'Talisman Saber' shows Army's expanding role in Pacific
July 24, 2013
By David Vergun
WASHINGTON (Army News Service, July 24, 2013) -- I Corps is playing a key role in Exercise Talisman Saber in Australia, demonstrating the Army's increasing influence in the Pacific, said one of the exercise planners.
Many associate the Navy with the Pacific, but no one lives on the ocean," said Lt. Col. Jade Hinman, deputy plans officer for I Corps. "They live on the land," and that's where the Army's significant capability comes into play.
When Talisman Saber, the largest bilateral exercise between the U.S. and Australia, started in 2005, it was largely "naval-centric," said Hinman.
And, for good reason, as the Army was heavily engaged at the time in Iraq and Afghanistan.
This year, however, the Army is "injecting more land operations" into the biennial exercise, although participation by naval forces and the Air Force remains high, along with Australia's 1st Division, he said.
A main goal of the exercise is to certify I Corps for joint operational readiness. This ensures I Corps will be mission-ready for U.S. Pacific Command should the need arise. The need could be anything from warfare to humanitarian assistance, he said.
U.S. Pacific Command's area covers nearly half the globe, including 36 nations. U.S. Army Pacific represents the Army component, with I Corps taking a main role, along with 8th Army in Korea, and a number of brigades.
Much of the exercise is being done with high-powered computer simulators in the main headquarters in Brisbane, Australia, where Hinman is located, along with simulators and players at Joint Base Lewis-McChord, Wash., and in a number of other locations including Alaska, Hawaii and San Diego.
National Guard Soldiers of the 34th and 36th Divisions are participating out of Joint Base Lewis-McChord, along with a number of Army active duty and reserve-component units.
The players in the virtual world operate in "real time," with realistic scenarios based on events that could conceivably occur in the Pacific, from natural disasters to all-out war, Hinman said.
"Real time" means Queensland time. Queensland is a state in northeast Australia where Brisbane is located. That means Soldiers at Lewis-McChord, 14 time zones away, are doing a lot of their work at night, he said.
The exercise itself is taking place July 20-28, so the simulators are programmed to crunch months or even years of "crises" into that period of time, and Soldiers and other players need to resolve those crises within that timeframe, he explained.
Soldiers operating the simulators issue orders, resolve conflicts and provide solutions to tricky problems, he said.
It's a pretty stressful environment to work in and operations continue around the clock, he said.
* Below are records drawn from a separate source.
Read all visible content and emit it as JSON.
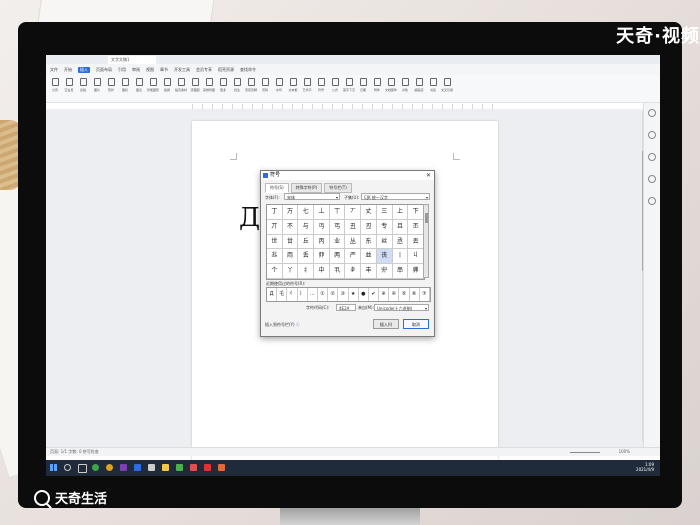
{
  "watermark": {
    "top_right": "天奇·视频",
    "bottom_left": "天奇生活"
  },
  "app": {
    "tab_title": "文字文稿1",
    "menus": [
      "文件",
      "开始",
      "插入",
      "页面布局",
      "引用",
      "审阅",
      "视图",
      "章节",
      "开发工具",
      "会员专享",
      "稻壳资源",
      "查找命令"
    ],
    "active_menu": "插入",
    "ribbon": [
      "分页",
      "空白页",
      "表格",
      "图片",
      "形状",
      "图标",
      "图表",
      "智能图形",
      "截屏",
      "稻壳素材",
      "流程图",
      "思维导图",
      "更多",
      "批注",
      "页眉页脚",
      "页码",
      "水印",
      "文本框",
      "艺术字",
      "符号",
      "公式",
      "首字下沉",
      "日期",
      "附件",
      "文档部件",
      "对象",
      "超链接",
      "书签",
      "交叉引用"
    ],
    "status_left": "页面: 1/1  字数: 0  拼写检查",
    "zoom": "100%",
    "clock_time": "1:09",
    "clock_date": "2021/4/9"
  },
  "dialog": {
    "title": "符号",
    "tabs": [
      "符号(S)",
      "特殊字符(P)",
      "符号栏(T)"
    ],
    "font_label": "字体(F):",
    "font_value": "宋体",
    "subset_label": "子集(U):",
    "subset_value": "CJK 统一汉字",
    "grid": [
      [
        "丁",
        "万",
        "七",
        "丄",
        "丅",
        "丆",
        "丈",
        "三",
        "上",
        "下"
      ],
      [
        "丌",
        "不",
        "与",
        "丏",
        "丐",
        "丑",
        "丒",
        "专",
        "且",
        "丕"
      ],
      [
        "世",
        "丗",
        "丘",
        "丙",
        "业",
        "丛",
        "东",
        "丝",
        "丞",
        "丟"
      ],
      [
        "丠",
        "両",
        "丢",
        "丣",
        "两",
        "严",
        "並",
        "丧",
        "丨",
        "丩"
      ],
      [
        "个",
        "丫",
        "丬",
        "中",
        "丮",
        "丯",
        "丰",
        "丱",
        "串",
        "丳"
      ]
    ],
    "selected_cell": [
      3,
      7
    ],
    "recent_label": "近期使用过的符号(R):",
    "recent": [
      "Д",
      "乇",
      "亻",
      "〕",
      "…",
      "①",
      "②",
      "③",
      "★",
      "●",
      "✔",
      "※",
      "④",
      "⑤",
      "⑥",
      "⑦"
    ],
    "code_label": "字符代码(C):",
    "code_value": "4E2A",
    "from_label": "来自(M):",
    "from_value": "Unicode(十六进制)",
    "shortcut_text": "插入到符号栏(Y)",
    "insert_button": "插入(I)",
    "close_button": "取消"
  },
  "document": {
    "glyph": "Д"
  }
}
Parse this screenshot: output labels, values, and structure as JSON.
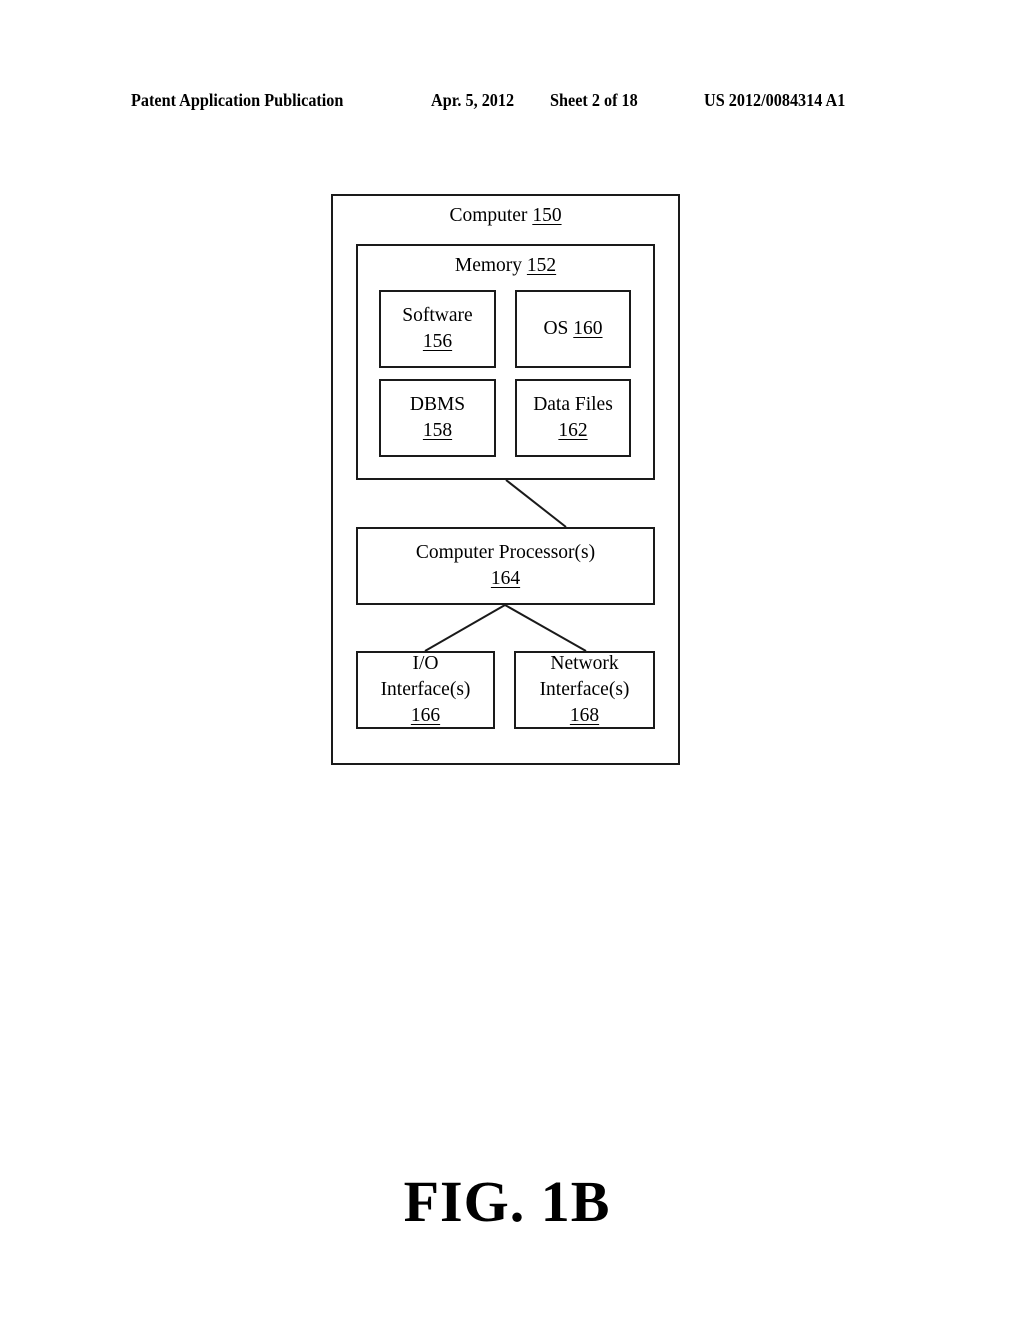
{
  "header": {
    "publication": "Patent Application Publication",
    "date": "Apr. 5, 2012",
    "sheet": "Sheet 2 of 18",
    "number": "US 2012/0084314 A1"
  },
  "diagram": {
    "computer": {
      "label": "Computer",
      "ref": "150"
    },
    "memory": {
      "label": "Memory",
      "ref": "152"
    },
    "software": {
      "label": "Software",
      "ref": "156"
    },
    "os": {
      "label": "OS",
      "ref": "160"
    },
    "dbms": {
      "label": "DBMS",
      "ref": "158"
    },
    "data_files": {
      "label": "Data Files",
      "ref": "162"
    },
    "processor": {
      "label": "Computer Processor(s)",
      "ref": "164"
    },
    "io_interface": {
      "label_line1": "I/O",
      "label_line2": "Interface(s)",
      "ref": "166"
    },
    "network_interface": {
      "label_line1": "Network",
      "label_line2": "Interface(s)",
      "ref": "168"
    },
    "connections": [
      {
        "from": "memory",
        "to": "processor"
      },
      {
        "from": "processor",
        "to": "io_interface"
      },
      {
        "from": "processor",
        "to": "network_interface"
      }
    ]
  },
  "figure_label": "FIG. 1B"
}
Hinman himself is acquainted with stress, having served several tours in Iraq, including one as a tank company commander. He also is a graduate of the prestigious School of Advanced Military Studies, known as SAMS, a graduate-level program that focuses on complex and ambiguous problems at the strategic level, training that comes in handy for this exercise.
BOOTS ON GROUND
Not all is simulation.
Australia itself has been divided into a number of fictitious countries, each with various problems and conflicts, Hinman said.
One of the scenarios involves a threat to regional and global stability, requiring the Navy and a Marine expeditionary unit to conduct an amphibious landing at Queensland's Shoalwater Bay Training Area.
The landings were real and the Australians were also involved in that, both onshore and offshore.
The Army's boots-on-the-ground piece consisted of some 400 paratroopers from the 25th Infantry Division at Joint Base Elmendorf-Richardson in Alaska, flying 16 hours and then jumping into the training area in support of the joint/combined forcible entry effort.
Upon safely hitting the ground, the paratroopers came under the control of the 1st Division (Australia), he said, noting that the two nations share network and communications capabilities and the exercise provided a rigorous test of those systems.
Once the forcible entry and fighting succeeds, assuming that it does, stability operations take place, with the eventual goal of the military handing power over to a legitimately elected political body, all in a matter of days, he explained.
Australia is not the only U.S. partner in the region. Nations throughout the region are "eager to train with us and we with them," he said, and this and follow-on exercises will provide ample opportunity.
This exercise is a lot more than just a game, Hinman emphasized. It was designed to be "painfully realistic" and he said lives could one day depend on getting it right, adding "we care."